Other than that, Michigan beat Indiana en route to it’s epic showdown with Ohio State next week.  I can’t wait.  #2 vs. #3, for a chance to play for the national championship game.  This is the biggest game since that epic #1 vs #2 game in 2006, ten years ago.  Sports, and college football in particular, is a good way for me to pass the time.  Man, things sure have changed in the last ten years.  I was in my second year of law school then and now I’m a pretty experienced attorney.  Crazy to just stop and think about it.  I hope that ten years from now, I’ll be able to look back and see how much I have grown as well.


Donation – Stand Up to Cancer

As I’ve mentioned before, part of the motivation for this marathon journey is for me to do some actionable and positive things to help those with cancer.  Part of this, obviously, comes from my mom’s diagnosis, but as I’ve gone on this training regiment, I’ve learned that when you hear stories of cancer survival, it actually is remarkable how much strength you see in ordinary people who fight.  So instead of seeing it as this give-and-take relationship, I see it more of a way to contribute to some of the strength that people already are giving just by fighting and being who they are.


For the Baltimore Marathon, I’m on my 100;2 round, explained here.  I don’t like asking people for their money, and I only will do that if I know and can communicate to them how their money is being spent.  I’m wondering that instead of asking people for money, maybe I’ll ask for their time–to volunteer with an organization or spend some time in the community, and then afterwards go out for dinner and drinks.  Maybe that is something that I will try to organize for my next race.


Anyway, for this race, I made a $250 donation to the Stand Up To Cancer organization.  You may have heard about them–they did a large scale prime time TV spot a month or so ago.  From everything I have heard and read about the organization, it’s a pretty good one.

Money trees

On my latest run, I had an idea for how I would raise money in a manageable way.
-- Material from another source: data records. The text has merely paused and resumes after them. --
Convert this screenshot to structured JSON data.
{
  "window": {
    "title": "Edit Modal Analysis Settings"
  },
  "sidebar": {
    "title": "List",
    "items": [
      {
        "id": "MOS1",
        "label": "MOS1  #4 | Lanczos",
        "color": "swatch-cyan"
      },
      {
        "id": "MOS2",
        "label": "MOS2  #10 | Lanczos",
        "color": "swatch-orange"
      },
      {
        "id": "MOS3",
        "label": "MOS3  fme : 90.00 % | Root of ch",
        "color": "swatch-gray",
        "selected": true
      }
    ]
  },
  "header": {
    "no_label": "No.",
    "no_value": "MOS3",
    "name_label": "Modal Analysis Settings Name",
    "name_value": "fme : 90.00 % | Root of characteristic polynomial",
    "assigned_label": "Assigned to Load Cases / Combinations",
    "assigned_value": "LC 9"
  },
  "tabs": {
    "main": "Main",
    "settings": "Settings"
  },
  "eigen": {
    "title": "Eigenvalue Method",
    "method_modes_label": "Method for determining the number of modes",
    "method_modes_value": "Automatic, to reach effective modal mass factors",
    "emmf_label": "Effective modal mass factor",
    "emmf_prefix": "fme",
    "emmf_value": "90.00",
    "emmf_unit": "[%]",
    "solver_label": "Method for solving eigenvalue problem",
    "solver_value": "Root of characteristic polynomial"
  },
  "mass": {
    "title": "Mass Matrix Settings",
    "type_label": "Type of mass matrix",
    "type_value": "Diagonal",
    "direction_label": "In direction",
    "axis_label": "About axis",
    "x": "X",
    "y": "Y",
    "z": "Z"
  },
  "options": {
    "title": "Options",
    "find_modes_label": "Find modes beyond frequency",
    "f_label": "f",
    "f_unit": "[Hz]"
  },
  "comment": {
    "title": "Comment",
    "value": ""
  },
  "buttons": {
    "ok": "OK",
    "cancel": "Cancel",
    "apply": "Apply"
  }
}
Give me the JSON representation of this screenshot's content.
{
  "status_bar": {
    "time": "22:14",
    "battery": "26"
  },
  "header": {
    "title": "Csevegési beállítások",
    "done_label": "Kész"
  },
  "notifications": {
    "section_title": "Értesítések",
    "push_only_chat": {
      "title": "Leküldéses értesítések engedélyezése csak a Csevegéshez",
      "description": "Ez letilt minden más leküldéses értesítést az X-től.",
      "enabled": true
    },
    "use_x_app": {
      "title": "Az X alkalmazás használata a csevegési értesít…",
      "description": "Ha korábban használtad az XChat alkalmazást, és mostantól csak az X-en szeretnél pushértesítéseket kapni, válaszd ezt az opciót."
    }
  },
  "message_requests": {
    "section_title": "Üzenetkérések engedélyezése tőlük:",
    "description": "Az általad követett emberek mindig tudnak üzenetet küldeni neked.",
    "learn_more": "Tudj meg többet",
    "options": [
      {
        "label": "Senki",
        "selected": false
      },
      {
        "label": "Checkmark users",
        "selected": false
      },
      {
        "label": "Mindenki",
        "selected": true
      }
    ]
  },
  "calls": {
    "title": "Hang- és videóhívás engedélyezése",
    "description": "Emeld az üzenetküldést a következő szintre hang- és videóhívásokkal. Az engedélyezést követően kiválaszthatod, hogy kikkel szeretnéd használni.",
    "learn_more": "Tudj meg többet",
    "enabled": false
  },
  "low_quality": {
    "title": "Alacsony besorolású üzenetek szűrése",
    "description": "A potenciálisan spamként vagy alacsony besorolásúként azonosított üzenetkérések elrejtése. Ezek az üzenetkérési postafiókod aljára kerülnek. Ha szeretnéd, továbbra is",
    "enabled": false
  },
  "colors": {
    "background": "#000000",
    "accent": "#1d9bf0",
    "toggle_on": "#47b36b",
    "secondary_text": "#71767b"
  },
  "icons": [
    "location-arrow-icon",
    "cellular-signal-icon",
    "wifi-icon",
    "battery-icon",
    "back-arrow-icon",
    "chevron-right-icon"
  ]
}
Here’s my plan. I’m going to group marathons into sets of five, and for each race in the group, I’m going to increase the amount I raise by a constant multiple, starting at a base number for the first race in that set. Confused?  Me too, but I tend to over complicate things. Here’s a nerdy, but simple formula to figure it out:
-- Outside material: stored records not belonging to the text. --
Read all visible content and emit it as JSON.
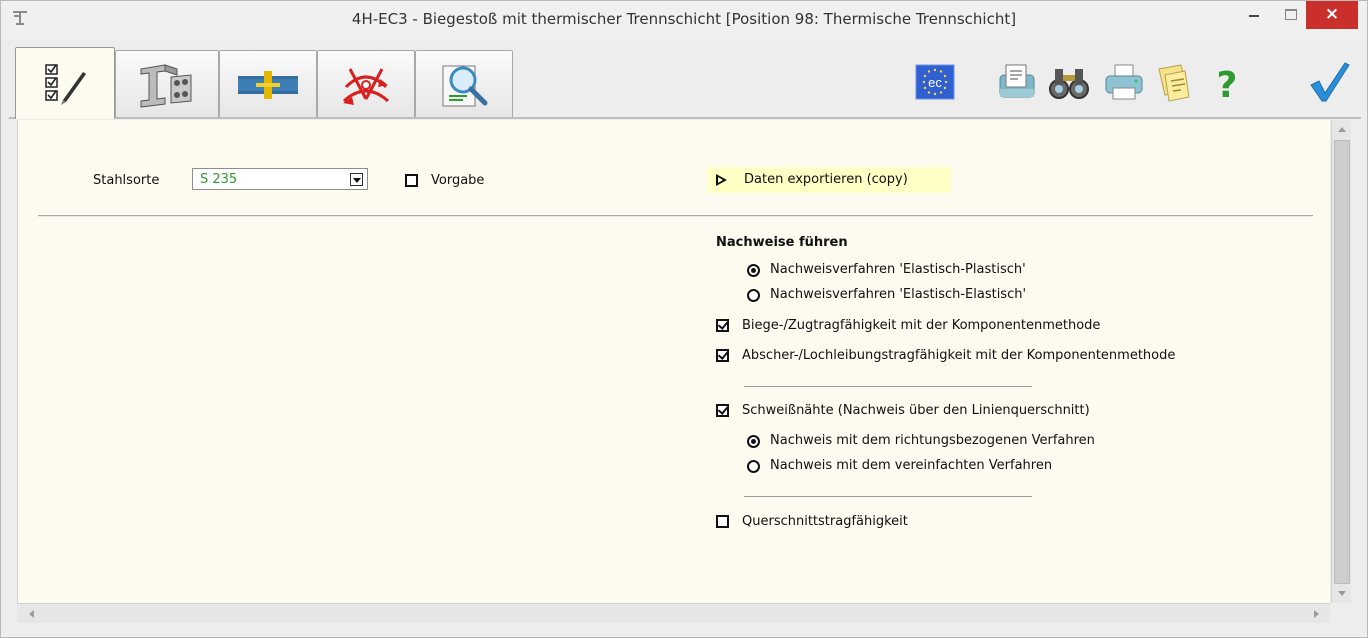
{
  "window": {
    "title": "4H-EC3 - Biegestoß mit thermischer Trennschicht [Position 98: Thermische Trennschicht]",
    "close_glyph": "×"
  },
  "toolbar": {
    "tabs": [
      {
        "name": "tab-input",
        "icon": "checklist-pen-icon",
        "active": true
      },
      {
        "name": "tab-profile",
        "icon": "steel-beam-icon",
        "active": false
      },
      {
        "name": "tab-joint",
        "icon": "splice-plate-icon",
        "active": false
      },
      {
        "name": "tab-load",
        "icon": "load-arrows-icon",
        "active": false
      },
      {
        "name": "tab-results",
        "icon": "magnifier-document-icon",
        "active": false
      }
    ],
    "tools": [
      {
        "name": "eurocode-button",
        "icon": "eu-flag-ec-icon",
        "label": "ec"
      },
      {
        "name": "output-document-button",
        "icon": "document-output-icon"
      },
      {
        "name": "view-button",
        "icon": "binoculars-icon"
      },
      {
        "name": "print-button",
        "icon": "printer-icon"
      },
      {
        "name": "notes-button",
        "icon": "sticky-notes-icon"
      },
      {
        "name": "help-button",
        "icon": "help-question-icon",
        "label": "?"
      },
      {
        "name": "ok-button",
        "icon": "checkmark-icon"
      }
    ]
  },
  "form": {
    "steel_label": "Stahlsorte",
    "steel_value": "S 235",
    "vorgabe_label": "Vorgabe",
    "vorgabe_checked": false,
    "export_label": "Daten exportieren (copy)",
    "section_heading": "Nachweise führen",
    "options": [
      {
        "kind": "radio",
        "checked": true,
        "label": "Nachweisverfahren 'Elastisch-Plastisch'"
      },
      {
        "kind": "radio",
        "checked": false,
        "label": "Nachweisverfahren 'Elastisch-Elastisch'"
      },
      {
        "kind": "checkbox",
        "checked": true,
        "label": "Biege-/Zugtragfähigkeit mit der Komponentenmethode"
      },
      {
        "kind": "checkbox",
        "checked": true,
        "label": "Abscher-/Lochleibungstragfähigkeit mit der Komponentenmethode"
      },
      {
        "kind": "checkbox",
        "checked": true,
        "label": "Schweißnähte (Nachweis über den Linienquerschnitt)"
      },
      {
        "kind": "radio",
        "checked": true,
        "label": "Nachweis mit dem richtungsbezogenen Verfahren"
      },
      {
        "kind": "radio",
        "checked": false,
        "label": "Nachweis mit dem vereinfachten Verfahren"
      },
      {
        "kind": "checkbox",
        "checked": false,
        "label": "Querschnittstragfähigkeit"
      }
    ]
  },
  "colors": {
    "panel_bg": "#fdfaf0",
    "steel_value": "#2e9a2e",
    "export_bg": "#ffffc6",
    "close_button": "#c9302c",
    "ok_check": "#2a8ed8"
  }
}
Money = B x F (N-1)


N = race number (1 to 5);

B = base for that sequence of five races (seed dollar amount);

F = race set exponential factor.

Yeah, this is the shit I think about when I run.

The idea here is that I can plan my fundraising in five race increments. If I’m feeling slow or less ambitious, I choose a low base number, B, and a low factor, F.

As I do more races, I choose a higher base number and factor.

For the first five marathons, I’m selecting a base of B = 100 with a factor of F = 2, which means my fundraising goals for the first five races are $100, $200, $400, $800, and $1600 respectively. For the next five I might do B = 200, F = 2 or maybe B = 25, F = 3.

Hopefully you see where I’m going with this. It allows me to mentally chunk races together. The first five are going to be a “100, 2” round. The next five may be “200, 2” round or a “25, 3” round. It’s a way for me to tailor my training intensity and match my fundraising ambitions to it. I apologize for the math and analytics.  It’s the electrical engineer in me coming out.

So all of this nonsense was a long way of saying, my goal for the Baltimore race is to raise $100. Totally manageable, I can even just self-fund it myself.